Problem statement :: Please give the number of lines in the listing that include the word "Rounded", with no other words.

========================================

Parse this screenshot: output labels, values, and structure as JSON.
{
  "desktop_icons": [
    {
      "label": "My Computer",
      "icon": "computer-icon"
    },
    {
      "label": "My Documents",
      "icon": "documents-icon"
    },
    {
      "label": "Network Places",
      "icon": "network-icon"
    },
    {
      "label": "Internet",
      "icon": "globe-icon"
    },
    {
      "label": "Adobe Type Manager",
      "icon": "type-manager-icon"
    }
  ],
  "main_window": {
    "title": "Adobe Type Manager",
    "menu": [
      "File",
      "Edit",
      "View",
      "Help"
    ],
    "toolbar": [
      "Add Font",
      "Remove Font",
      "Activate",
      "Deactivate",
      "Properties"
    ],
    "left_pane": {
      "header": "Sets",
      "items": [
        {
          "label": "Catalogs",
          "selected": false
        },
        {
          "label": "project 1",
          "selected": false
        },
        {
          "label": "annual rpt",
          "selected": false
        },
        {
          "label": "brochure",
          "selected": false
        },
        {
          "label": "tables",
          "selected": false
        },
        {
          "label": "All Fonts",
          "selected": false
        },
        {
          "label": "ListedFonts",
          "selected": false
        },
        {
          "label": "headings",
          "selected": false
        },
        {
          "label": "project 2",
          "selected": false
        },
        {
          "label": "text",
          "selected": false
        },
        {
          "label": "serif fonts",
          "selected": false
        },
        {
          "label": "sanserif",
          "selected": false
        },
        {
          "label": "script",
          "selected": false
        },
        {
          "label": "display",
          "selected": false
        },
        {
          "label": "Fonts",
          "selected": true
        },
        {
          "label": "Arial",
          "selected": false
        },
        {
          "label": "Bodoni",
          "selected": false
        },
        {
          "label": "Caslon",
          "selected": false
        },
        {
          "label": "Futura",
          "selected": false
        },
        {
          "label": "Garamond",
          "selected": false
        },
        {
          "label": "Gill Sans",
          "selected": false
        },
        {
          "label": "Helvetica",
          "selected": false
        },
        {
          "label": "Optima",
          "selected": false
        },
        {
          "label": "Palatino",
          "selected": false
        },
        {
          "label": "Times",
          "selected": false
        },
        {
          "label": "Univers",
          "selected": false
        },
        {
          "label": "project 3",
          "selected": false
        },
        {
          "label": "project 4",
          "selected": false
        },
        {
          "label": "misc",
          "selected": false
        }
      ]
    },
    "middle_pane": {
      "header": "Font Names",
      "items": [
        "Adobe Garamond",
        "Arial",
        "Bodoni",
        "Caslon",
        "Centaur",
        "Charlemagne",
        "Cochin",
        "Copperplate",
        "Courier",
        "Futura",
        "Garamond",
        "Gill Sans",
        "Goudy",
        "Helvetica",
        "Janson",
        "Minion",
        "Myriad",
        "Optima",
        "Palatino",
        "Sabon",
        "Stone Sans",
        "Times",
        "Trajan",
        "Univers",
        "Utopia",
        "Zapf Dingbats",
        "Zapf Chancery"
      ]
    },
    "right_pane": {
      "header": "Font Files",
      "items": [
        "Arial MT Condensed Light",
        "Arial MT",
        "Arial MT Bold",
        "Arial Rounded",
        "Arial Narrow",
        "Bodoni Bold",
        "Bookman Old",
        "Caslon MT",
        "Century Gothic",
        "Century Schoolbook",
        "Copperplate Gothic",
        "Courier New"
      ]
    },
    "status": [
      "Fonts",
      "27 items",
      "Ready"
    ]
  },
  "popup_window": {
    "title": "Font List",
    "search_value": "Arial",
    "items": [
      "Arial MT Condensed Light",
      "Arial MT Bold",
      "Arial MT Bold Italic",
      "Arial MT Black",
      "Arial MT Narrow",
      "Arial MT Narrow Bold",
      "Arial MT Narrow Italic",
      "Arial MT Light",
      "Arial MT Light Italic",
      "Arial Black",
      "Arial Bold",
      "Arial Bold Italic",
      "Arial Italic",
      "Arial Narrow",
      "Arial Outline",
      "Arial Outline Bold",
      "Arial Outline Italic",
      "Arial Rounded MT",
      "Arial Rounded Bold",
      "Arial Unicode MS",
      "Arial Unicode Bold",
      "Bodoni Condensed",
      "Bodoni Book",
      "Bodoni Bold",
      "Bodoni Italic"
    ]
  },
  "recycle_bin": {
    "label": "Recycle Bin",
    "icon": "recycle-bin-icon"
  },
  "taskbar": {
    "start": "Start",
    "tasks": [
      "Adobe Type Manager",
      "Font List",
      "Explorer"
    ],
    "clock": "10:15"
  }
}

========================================

Solution :: 3